The enstrophy plots of the four setups are shown below for a quick results validation.
The contour of u=0 at periodic plane z is plotted for comparison.
A strong scaling test has been done under the “large” class. The number of processes increases from 48 (2 nodes) to 144 (6 nodes). Due to the small problem size, the quasi-3D hardly shows any scaling with more than 72 processes. The compressible solvers scales better than the incompressible ones. This is likely due to worse scalability of the global matrix operations.
Polynomial order study
In order to illustrate how does solver speed varies with order of accuracy, the run time for all the solvers at polynomial order 2 to 6 are plotted below. It can be seen that the implicit solver run-time increases at the highest exponential rate with polynomial order. The log slope of the other 3 solvers is similar.
Flow over cylinder
The flow over cylinder case is larger compare to the TGV. It resembles, to a greater extent, an actual case people would simulate. The more complicated mesh and flow features provide a more complete picture of the performance of various solvers. The results in this section is obtained with polynomial order 2 (NUMMODE=3).
The mesh used for this study is a all quad mesh in 2D and extruded by pi to obtain the 3D mesh. The mesh and detail view of the curved cylinder surface is shown below.
Time step study
Similar to the TGV case, finding the fastest time step size gives a more fair comparison among the solvers. The following graphs shows how runtime varies with time step size for various solvers. Note that the DG kernel coefficient used for the cylinder case is the standard value of 1.

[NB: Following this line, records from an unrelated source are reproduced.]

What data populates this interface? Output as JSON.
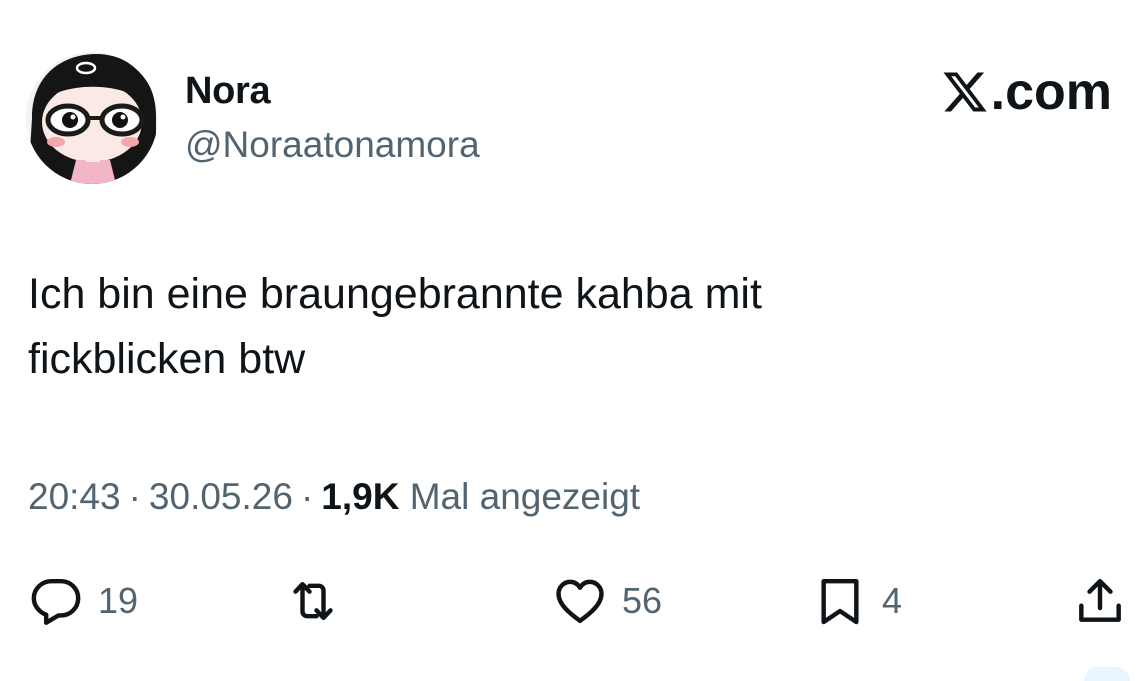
{
  "author": {
    "display_name": "Nora",
    "handle": "@Noraatonamora",
    "avatar_icon": "cartoon-girl-with-glasses-avatar"
  },
  "brand": {
    "logo_icon": "x-logo-icon",
    "label": ".com"
  },
  "tweet": {
    "line1": "Ich bin eine braungebrannte kahba mit",
    "line2": "fickblicken btw"
  },
  "meta": {
    "time": "20:43",
    "separator": "·",
    "date": "30.05.26",
    "views_count": "1,9K",
    "views_label": "Mal angezeigt"
  },
  "actions": {
    "reply": {
      "icon": "reply-bubble-icon",
      "count": "19"
    },
    "repost": {
      "icon": "repost-arrows-icon",
      "count": ""
    },
    "like": {
      "icon": "heart-icon",
      "count": "56"
    },
    "bookmark": {
      "icon": "bookmark-icon",
      "count": "4"
    },
    "share": {
      "icon": "share-icon"
    }
  },
  "colors": {
    "text_primary": "#0f1419",
    "text_secondary": "#536471",
    "background": "#ffffff"
  }
}
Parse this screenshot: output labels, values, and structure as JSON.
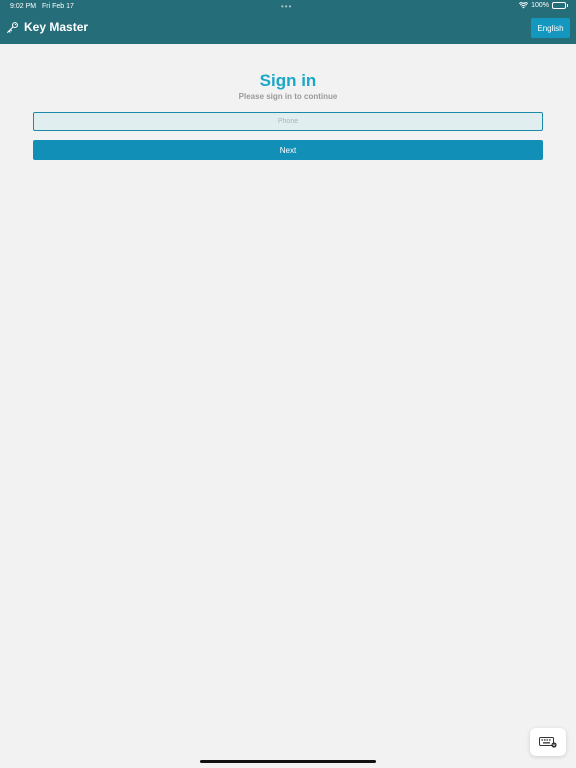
{
  "status_bar": {
    "time": "9:02 PM",
    "date": "Fri Feb 17",
    "battery": "100%"
  },
  "header": {
    "title": "Key Master",
    "language_button": "English",
    "bg_color": "#256d79"
  },
  "signin": {
    "title": "Sign in",
    "subtitle": "Please sign in to continue",
    "phone_placeholder": "Phone",
    "phone_value": "",
    "next_label": "Next"
  },
  "colors": {
    "accent": "#1ba7c8",
    "button": "#128fb6",
    "background": "#f2f2f2"
  },
  "icons": {
    "brand": "key-icon",
    "keyboard": "keyboard-icon",
    "wifi": "wifi-icon",
    "battery": "battery-icon"
  }
}
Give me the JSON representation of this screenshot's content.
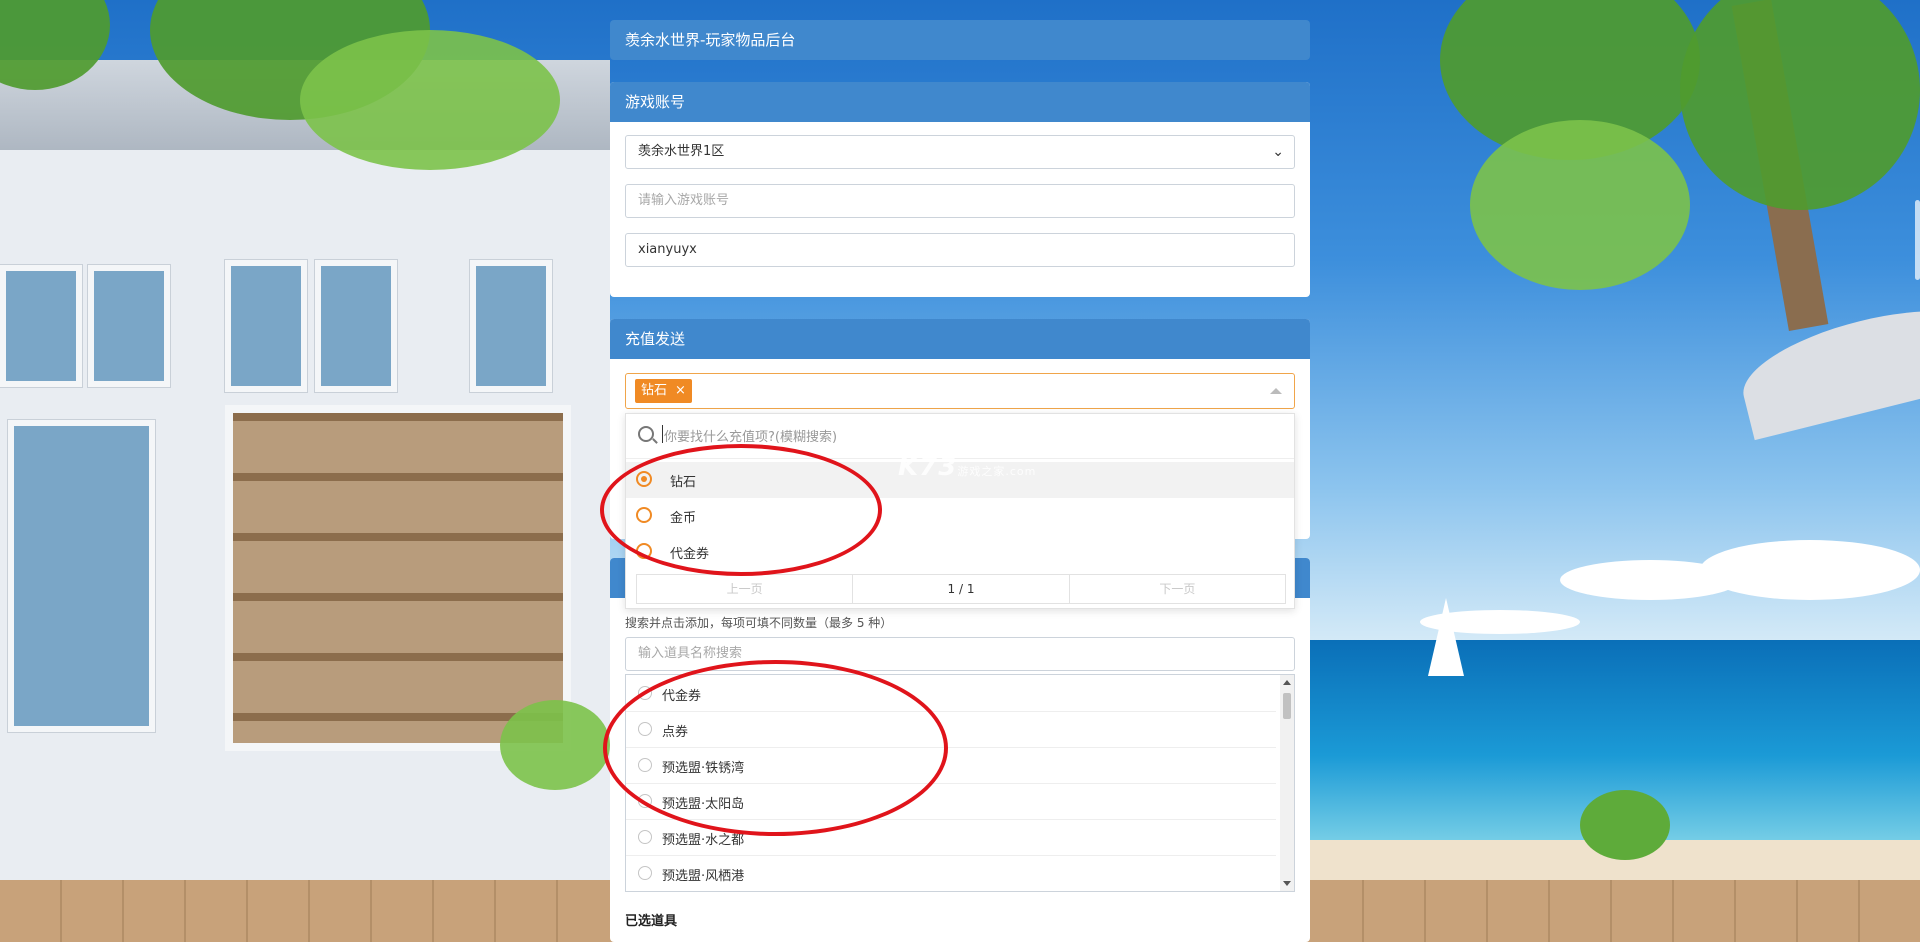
{
  "app": {
    "title": "羡余水世界-玩家物品后台"
  },
  "account": {
    "header": "游戏账号",
    "server_value": "羡余水世界1区",
    "account_placeholder": "请输入游戏账号",
    "account_value": "xianyuyx"
  },
  "recharge": {
    "header": "充值发送",
    "selected_tag": "钻石",
    "tag_remove": "×",
    "search_placeholder": "你要找什么充值项?(模糊搜索)",
    "options": [
      "钻石",
      "金币",
      "代金券"
    ],
    "pager": {
      "prev": "上一页",
      "page": "1 / 1",
      "next": "下一页"
    }
  },
  "items": {
    "hint": "搜索并点击添加，每项可填不同数量（最多 5 种）",
    "search_placeholder": "输入道具名称搜索",
    "list": [
      "代金券",
      "点券",
      "预选盟·铁锈湾",
      "预选盟·太阳岛",
      "预选盟·水之都",
      "预选盟·风栖港"
    ],
    "selected_title": "已选道具"
  },
  "watermark": {
    "brand": "K73",
    "sub": "游戏之家",
    "domain": ".com"
  },
  "colors": {
    "header": "#4088cd",
    "accent": "#f08a24",
    "annotation": "#e0141b"
  }
}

The time step size used for speed comparison are listed in the table below.
|Time step size||0.0035||0.0045||0.000045||0.020|
The speed comparison are performed with 240 cores under the “large” class on CX1 (10 nodes of 24 CPU of model Intel(R) Xeon(R) CPU E5-2680 v3 @ 2.50GHz). The runtime comparison are shown in the graph below. With extensive grid stretching, the explicit solver suffers a much worse stability resulting in extremely small time step sizes and the longest run time. The stability of implicit solver is much less impacted and shows its speed advantage. Also, removing the triply periodic boundary condition seems to improve the stability of full-3D solver significantly allowing it to have similar time step size as the quasi-3D solver.
The post transient wake structure of the four solvers are similar as shown below.
The lift and drag coefficient converges towards the same level as shown below. The “aeroforces” filter gives erroneous results for the implicit solver. Thus, the u velocity at a history point 15 diameter downstream are plotted as well. Explicit solver only has results up to t=100 due to long run-time.
Similar to the TGV case, a strong scaling test is performed on the cylinder case. Again, the compressible (DG) solvers are more scalable than the incompressible (CG) solvers. The full-3D solver is the least scalable which is likely caused by the preconditioners used in the iterative solver.
Polynomial order study
The run speed of four solvers for 2nd to 6th polynomial order are plotted for the cylinder case as well. The implicit solver is only tested up to 4th order due to RAM limit. Similar to the TGV case, the implicit solver has the fastest increase run-time with polynomial order. However, in the cylinder case, the full-3D solver clearly has the shallowest slope.
The session and mesh files used for the speed comparison can be found at: https://www.nektar.info/wp-content/uploads/2020/06/comparison-files.zip